Undoubtedly, Schirra’s experience had placed him in mortal danger on many occasions, yet his lifetime motto remained: “Levity is the lubricant of a crisis”. His joke to Slayton in the Dolley Madison conference room would not be his last…or worst. On one occasion, Schirra and Al Shepard conspired against an unfortunate Life photographer, named Ralph Morse. The intrepid cameraman had already scored his own ‘gotcha’ against the astronauts by tracking them down on a desert survival training exercise, near Reno, Nevada, and revenge was called for. Schirra and Shepard planted a smoke flare in the exhaust of Morse’s jeep and told him to shift the vehicle. The unsuspecting Morse hit the pedal and – boom! – was instantly engulfed in a cloud of green smoke! “The jeep had to be towed back to Reno,” Schirra wrote, “and sold for scrap.”
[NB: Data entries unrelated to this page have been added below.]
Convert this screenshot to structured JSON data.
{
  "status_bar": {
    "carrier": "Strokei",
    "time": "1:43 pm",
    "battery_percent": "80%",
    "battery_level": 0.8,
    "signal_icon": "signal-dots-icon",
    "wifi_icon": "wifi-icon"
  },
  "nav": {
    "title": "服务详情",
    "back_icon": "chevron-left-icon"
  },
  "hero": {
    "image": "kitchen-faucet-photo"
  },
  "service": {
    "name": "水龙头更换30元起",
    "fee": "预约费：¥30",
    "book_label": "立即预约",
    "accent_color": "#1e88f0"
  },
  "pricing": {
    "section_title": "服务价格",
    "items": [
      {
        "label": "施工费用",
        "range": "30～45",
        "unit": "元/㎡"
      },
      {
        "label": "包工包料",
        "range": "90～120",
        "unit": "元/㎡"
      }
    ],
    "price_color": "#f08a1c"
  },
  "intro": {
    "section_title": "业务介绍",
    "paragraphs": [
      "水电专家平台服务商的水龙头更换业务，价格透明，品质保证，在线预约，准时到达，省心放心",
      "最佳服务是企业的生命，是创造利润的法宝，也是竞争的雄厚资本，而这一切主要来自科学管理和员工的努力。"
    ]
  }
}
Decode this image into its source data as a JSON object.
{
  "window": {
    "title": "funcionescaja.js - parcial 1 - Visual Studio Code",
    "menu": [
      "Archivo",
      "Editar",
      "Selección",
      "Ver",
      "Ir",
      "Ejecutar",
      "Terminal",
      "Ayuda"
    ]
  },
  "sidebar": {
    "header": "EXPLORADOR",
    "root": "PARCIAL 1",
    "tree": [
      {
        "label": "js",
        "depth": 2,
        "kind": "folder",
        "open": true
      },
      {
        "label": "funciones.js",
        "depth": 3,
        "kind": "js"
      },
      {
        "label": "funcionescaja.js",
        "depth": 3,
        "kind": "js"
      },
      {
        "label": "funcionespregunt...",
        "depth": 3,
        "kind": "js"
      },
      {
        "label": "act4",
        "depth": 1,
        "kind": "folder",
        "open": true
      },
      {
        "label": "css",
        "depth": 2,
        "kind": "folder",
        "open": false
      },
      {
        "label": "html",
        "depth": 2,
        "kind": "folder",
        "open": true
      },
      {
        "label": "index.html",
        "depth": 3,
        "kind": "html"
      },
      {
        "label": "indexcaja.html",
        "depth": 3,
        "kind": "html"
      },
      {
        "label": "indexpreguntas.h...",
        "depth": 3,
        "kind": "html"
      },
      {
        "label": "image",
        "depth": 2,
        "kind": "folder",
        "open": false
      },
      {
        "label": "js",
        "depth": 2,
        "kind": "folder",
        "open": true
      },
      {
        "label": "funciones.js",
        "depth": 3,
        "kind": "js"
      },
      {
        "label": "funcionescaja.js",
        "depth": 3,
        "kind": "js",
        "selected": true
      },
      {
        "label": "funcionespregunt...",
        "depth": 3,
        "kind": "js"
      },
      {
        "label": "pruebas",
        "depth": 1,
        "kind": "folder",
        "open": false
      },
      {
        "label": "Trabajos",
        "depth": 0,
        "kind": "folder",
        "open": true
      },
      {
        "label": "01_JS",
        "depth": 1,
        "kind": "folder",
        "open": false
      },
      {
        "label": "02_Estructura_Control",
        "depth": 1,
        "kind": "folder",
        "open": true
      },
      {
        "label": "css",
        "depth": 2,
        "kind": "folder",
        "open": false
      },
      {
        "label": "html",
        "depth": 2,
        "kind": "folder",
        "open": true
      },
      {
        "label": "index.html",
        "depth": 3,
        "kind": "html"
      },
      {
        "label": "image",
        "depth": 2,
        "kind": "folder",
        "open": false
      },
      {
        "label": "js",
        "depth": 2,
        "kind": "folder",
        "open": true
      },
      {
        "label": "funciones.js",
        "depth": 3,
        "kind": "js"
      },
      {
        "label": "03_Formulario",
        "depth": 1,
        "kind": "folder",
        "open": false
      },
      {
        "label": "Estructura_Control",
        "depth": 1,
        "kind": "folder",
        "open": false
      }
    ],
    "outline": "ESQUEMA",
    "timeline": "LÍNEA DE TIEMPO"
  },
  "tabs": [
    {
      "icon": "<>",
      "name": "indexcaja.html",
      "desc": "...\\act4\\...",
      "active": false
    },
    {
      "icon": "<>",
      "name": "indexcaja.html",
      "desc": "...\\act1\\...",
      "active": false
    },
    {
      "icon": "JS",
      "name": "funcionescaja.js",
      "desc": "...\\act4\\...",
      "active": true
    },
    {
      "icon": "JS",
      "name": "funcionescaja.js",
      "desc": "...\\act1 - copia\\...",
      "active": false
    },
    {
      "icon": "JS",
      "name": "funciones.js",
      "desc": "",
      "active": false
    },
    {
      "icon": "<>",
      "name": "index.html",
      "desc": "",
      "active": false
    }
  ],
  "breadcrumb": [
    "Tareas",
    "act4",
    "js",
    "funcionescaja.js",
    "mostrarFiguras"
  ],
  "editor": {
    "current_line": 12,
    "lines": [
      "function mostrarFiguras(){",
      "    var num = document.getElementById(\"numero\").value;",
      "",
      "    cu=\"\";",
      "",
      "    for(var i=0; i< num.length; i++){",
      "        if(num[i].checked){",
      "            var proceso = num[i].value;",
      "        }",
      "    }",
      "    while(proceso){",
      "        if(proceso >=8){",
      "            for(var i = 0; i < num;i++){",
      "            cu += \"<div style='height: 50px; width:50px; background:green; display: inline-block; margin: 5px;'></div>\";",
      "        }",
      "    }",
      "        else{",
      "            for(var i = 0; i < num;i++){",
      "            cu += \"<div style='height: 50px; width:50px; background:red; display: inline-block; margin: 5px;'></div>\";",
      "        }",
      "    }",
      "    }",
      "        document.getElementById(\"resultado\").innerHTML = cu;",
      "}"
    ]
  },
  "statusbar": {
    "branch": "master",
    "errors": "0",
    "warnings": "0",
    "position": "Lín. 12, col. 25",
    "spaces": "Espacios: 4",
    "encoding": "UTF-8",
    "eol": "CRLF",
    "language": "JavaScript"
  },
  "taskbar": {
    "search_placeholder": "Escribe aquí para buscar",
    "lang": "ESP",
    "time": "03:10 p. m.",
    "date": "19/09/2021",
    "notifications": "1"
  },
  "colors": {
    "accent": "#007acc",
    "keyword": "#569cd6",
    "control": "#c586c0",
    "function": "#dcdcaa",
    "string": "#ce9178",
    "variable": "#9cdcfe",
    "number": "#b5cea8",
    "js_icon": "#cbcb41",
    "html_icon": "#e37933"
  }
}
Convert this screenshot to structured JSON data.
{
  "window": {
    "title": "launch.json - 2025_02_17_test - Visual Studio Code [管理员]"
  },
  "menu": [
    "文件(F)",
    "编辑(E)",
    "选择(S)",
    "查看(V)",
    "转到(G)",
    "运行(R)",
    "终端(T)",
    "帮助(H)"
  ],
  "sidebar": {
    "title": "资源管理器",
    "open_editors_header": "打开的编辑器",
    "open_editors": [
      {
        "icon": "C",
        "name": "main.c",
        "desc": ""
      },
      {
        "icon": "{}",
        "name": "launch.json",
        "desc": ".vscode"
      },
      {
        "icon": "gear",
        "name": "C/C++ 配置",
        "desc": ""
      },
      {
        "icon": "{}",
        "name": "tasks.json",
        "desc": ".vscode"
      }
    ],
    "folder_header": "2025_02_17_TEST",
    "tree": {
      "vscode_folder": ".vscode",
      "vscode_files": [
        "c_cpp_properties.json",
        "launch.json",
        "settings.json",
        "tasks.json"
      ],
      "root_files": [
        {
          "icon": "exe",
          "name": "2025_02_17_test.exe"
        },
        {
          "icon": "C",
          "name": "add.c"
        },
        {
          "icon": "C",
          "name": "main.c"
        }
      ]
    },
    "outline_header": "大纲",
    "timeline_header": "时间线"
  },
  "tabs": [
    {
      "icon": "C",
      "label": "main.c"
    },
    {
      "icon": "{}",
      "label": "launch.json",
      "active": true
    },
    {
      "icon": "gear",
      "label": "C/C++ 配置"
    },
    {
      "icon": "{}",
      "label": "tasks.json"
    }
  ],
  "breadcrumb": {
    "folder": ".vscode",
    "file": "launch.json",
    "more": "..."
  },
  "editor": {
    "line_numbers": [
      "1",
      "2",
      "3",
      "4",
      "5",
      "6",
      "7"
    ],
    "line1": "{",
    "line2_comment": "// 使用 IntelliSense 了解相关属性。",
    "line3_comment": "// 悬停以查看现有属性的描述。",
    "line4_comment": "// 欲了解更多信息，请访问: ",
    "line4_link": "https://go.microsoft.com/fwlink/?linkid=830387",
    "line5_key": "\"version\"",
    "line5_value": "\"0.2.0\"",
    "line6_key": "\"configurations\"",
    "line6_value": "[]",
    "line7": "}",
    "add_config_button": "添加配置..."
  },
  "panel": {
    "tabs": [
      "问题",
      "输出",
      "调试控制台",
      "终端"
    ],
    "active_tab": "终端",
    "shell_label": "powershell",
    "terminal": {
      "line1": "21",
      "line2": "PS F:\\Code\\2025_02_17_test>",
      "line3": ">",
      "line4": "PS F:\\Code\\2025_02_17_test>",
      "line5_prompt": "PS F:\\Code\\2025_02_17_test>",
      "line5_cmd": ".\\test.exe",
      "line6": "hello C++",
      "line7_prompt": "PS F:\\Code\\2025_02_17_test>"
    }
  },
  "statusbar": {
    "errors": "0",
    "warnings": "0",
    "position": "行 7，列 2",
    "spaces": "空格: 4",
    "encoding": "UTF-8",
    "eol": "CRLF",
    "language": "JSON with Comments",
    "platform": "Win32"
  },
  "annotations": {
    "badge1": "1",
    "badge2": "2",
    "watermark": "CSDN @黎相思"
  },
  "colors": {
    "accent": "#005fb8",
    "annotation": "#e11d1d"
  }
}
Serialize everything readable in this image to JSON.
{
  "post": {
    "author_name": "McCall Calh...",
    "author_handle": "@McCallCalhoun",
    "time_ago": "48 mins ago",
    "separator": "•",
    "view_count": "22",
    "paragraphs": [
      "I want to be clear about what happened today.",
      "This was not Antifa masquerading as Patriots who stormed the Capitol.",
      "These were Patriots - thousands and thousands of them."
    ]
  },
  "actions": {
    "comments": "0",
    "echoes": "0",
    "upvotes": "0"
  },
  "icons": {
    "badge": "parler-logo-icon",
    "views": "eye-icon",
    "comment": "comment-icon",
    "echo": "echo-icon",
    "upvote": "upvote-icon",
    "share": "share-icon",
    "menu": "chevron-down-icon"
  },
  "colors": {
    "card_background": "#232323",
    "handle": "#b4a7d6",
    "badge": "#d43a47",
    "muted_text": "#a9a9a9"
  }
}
On other occasions, the Mercury astronauts would coat the bottoms of each other’s metal ashtrays with thin films of gasoline. Whenever one of them flicked hot ash, a flash fire would result. “Fiendish, but fun,” Schirra wrote. Flight surgeon Stan White, who had purchased a new sports car, often bragged to the astronauts about its high efficiency. “So we planned his comeuppance,” explained Schirra. “For a week, we added gasoline to his tank – a pint a day – and he raved about the great mileage he was getting. The following week, we siphoned off a pint a day…and he went berserk! White never did figure it out.”
During his ten years with NASA, Schirra’s humour formed an essential crutch in supporting astronaut morale, as triumph and tragedy gorged the programme with equal measure. In September 1962, shortly before he rocketed into orbit aboard Sigma 7, the astronauts’ nurse, Dolores O’Hara – nicknamed ‘Dee’ – became the latest victim of one of Schirra’s gotchas.
Tomorrow’s article will focus on the planning and launch of Sigma 7.